1) Follow the Food

At the start of the season, these birds have a smorgasbord of options—bugs, berries, mushrooms, you name it. But that all changes along with the weather. “Go to green,” suggests Terry Ides, who has operated Ides Guides since the ’70s, “and keep going green.”

Concentrate on lowland areas until frost arrives. Next, move on to young aspen stands. As the leaves shrivel up and turn brown, follow the grouse toward berry brush and eventually to trails and open sunlight as they search for clover. After snowfall covers the clover, they’ll be budding up in the trees.

2) Hit the Edges

“Grouse, like a lot of birds, love edges,” says Jake Nelson, who has been guiding hunts in the Park Falls area for 15 years. “If there’s a tag alder swamp or a creek bottom, you’re going to find birds along that edge.” And when you get your first of the day, it’s worth your while to see what they’re feeding on. Figure that out, and you have an even better sense of what to look for and where to go.

3) Hunt Their Habitat

Grouse habitat is so specific because they are at the bottom of the food chain and cover is critical. Although there are exceptions to the rule, you’ll want to gravitate toward aspen cuts that are about 9 to 16 years of age, says Ann Jandernoa, who has a background in forestry and 15 years of experience as a guide.

Most recently, her focus has turned to expanding her Scout-N-Hunt Mobile Grouse Habitat Maps, which help pinpoint prime locations within public land areas. When you have the correct stand density, she explains, you have the correct canopy cover to protect against owls, hawks, and other predators. And when you have the correct canopy cover, you also have the correct food source on the ground.


4) Watch Your Pants

When wet, grouse feathers get sticky, which makes it more difficult to fly.
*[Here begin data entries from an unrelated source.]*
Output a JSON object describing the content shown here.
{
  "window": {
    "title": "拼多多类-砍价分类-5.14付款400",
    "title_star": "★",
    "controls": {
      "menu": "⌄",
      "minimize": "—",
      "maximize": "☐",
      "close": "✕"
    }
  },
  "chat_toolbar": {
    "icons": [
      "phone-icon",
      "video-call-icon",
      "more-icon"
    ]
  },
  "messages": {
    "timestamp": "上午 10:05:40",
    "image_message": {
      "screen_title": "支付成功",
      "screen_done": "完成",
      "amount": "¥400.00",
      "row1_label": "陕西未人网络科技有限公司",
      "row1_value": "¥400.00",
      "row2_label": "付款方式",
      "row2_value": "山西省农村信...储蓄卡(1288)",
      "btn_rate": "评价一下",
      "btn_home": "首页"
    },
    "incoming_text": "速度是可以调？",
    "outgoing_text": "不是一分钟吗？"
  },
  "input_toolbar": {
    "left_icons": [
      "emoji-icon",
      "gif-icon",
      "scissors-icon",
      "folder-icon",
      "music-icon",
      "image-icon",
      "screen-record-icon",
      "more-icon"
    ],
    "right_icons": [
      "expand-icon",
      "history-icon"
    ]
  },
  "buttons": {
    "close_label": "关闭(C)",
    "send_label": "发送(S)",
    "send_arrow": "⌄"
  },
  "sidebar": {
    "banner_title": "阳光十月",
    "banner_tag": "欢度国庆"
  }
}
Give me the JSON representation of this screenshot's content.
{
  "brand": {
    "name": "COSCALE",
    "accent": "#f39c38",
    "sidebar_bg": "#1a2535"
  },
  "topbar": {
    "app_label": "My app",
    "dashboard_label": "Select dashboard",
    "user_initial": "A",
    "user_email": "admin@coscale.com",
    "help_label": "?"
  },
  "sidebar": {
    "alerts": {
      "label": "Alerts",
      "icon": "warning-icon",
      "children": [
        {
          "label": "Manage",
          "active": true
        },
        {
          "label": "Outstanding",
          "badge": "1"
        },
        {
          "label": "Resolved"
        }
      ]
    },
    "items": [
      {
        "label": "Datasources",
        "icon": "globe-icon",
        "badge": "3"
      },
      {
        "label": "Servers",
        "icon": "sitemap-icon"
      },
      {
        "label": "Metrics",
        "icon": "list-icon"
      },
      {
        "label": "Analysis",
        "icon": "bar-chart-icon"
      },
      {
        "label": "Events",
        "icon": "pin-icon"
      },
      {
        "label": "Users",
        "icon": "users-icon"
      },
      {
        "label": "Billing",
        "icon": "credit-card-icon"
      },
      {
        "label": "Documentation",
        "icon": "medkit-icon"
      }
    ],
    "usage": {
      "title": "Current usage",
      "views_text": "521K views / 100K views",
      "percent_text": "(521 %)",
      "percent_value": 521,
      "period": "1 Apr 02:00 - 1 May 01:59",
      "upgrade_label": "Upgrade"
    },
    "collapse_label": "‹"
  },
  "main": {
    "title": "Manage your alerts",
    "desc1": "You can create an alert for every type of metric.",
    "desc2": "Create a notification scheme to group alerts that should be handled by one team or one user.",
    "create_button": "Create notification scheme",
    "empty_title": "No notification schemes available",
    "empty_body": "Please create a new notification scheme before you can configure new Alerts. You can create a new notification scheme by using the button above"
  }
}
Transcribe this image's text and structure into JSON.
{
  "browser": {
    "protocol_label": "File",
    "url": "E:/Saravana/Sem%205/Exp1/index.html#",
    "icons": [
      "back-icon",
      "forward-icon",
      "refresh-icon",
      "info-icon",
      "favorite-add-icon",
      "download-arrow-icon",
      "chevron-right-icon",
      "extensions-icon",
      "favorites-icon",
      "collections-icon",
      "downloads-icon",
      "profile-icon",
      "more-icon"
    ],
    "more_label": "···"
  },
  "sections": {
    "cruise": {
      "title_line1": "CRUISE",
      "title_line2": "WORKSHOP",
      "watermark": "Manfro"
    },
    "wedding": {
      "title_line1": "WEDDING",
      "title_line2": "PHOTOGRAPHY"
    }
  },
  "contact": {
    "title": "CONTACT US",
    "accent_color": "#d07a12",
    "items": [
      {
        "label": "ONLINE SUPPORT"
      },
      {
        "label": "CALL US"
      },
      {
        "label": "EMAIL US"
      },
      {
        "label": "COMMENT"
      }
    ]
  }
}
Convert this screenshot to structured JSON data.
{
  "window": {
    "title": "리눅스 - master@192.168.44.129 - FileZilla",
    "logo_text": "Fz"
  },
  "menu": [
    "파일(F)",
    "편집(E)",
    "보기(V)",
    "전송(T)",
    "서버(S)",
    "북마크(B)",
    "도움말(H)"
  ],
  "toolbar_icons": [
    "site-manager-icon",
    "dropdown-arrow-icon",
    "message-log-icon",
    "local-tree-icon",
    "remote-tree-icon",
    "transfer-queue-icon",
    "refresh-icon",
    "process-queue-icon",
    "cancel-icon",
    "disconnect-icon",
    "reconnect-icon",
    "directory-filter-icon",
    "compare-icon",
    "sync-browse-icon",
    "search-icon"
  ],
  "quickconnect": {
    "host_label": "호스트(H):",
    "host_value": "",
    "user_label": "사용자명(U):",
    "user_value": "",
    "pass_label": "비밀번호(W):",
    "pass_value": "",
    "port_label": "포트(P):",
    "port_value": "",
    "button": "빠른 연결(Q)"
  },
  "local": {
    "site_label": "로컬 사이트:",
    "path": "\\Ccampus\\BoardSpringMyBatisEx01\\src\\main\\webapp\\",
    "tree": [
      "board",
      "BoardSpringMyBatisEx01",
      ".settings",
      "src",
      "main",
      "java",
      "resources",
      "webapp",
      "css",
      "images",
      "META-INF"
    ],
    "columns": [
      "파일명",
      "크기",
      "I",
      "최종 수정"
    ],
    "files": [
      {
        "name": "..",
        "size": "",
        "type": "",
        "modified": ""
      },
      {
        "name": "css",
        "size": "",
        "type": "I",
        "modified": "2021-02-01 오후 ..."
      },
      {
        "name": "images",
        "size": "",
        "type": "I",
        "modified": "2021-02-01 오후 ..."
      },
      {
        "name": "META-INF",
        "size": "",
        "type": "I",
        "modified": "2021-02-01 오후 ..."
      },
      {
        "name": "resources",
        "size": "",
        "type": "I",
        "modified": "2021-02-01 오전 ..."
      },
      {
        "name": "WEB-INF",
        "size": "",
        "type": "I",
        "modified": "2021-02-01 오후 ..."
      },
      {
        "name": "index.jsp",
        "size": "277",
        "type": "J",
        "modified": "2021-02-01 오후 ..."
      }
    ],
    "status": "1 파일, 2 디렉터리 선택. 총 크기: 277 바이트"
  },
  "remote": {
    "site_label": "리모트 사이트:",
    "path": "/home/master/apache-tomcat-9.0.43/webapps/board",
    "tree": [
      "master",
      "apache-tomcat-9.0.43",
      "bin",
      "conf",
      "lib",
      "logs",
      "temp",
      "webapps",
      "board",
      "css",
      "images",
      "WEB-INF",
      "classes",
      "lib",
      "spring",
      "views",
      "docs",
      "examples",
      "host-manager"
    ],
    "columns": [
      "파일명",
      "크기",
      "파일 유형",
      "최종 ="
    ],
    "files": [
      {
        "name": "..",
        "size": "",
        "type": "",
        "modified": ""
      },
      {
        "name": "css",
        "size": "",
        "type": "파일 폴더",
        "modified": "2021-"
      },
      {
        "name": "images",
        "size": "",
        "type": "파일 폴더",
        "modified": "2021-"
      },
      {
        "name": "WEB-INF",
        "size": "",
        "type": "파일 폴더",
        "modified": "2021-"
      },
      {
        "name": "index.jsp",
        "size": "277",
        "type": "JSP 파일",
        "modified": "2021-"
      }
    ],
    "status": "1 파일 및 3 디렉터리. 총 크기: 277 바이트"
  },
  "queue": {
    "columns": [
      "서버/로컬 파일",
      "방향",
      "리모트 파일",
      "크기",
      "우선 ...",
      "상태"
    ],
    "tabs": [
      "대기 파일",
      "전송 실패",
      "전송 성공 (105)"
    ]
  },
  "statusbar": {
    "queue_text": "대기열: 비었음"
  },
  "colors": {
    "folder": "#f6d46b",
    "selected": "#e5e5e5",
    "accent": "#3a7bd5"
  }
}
That’s why they have to stay dry. If it’s going to be a hot day, there’s a timeframe—especially early season—when the dew burns off and the birds become more active, Jandernoa says. If your pants are soaked from a morning walk through the woods, pay attention as the day goes on. Activity will typically pick up as the humidity falls.

5) Go Early, Go Late

Grouse tend to loaf at midday. The best time, according to Nelson, is often in the early morning or late afternoon. That’s when they move around, forage for food, and put a lot of scent on the ground.

See all 10 tips and the complete Outdoor Life article 



Wisconsin 2021 Ruffed Grouse Numbers on the Decline After Peak in Population Cycle

Ruffed grouse populations in Wisconsin follow a fairly steady 10-year population cycle.

Through decades of surveys, the Wisconsin DNR has found the population usually peaks in years that end in 9, 0, or 1.

This spring’s drumming survey found a 6% decline in breeding males overall in the state. Drumming is the beating sound males’ wings make during mating season.

The northern half of the state saw a 7% decline. The central region saw no change. The driftless area saw a 33% increase.

Alaina Gerrits is the Assistant Upland Wildlife Ecologist with the DNR. She says that decline is nothing out of the usual.

“Now we’re just kind of going down that very characteristic downslide and it’s a typical normal thing. I think that 6% decrease isn’t anything we should be really concerned about. It’s something we were anticipating,” said Gerrits.

She said this means the population likely peaked last year or the year before.

The DNR doesn’t know for certain since it wasn’t able to the survey last spring due to the pandemic.

“It’s a little frustrating for sure because we’ve been doing these surveys for decades. To have one year missing is really atypical,” said Gerrits.

While the DNR doesn’t have the drumming surveys from last spring, it does have harvest data from last year’s hunt.

In 2020, there was an increase in harvested grouse.

“That’s kind of a piece of evidence that leads me to believe that we did peak last year,” said Gerrits. “Once we can have harvest information after this season is over in 2021, we’ll kind of be able to use that as a little bit of an index to see where the population is at as well.”

Gerrits said Wisconsin is home to a robust ruffed grouse population. For perspective, roughly 200,000 grouse were harvested last year.

Read the full WXPR article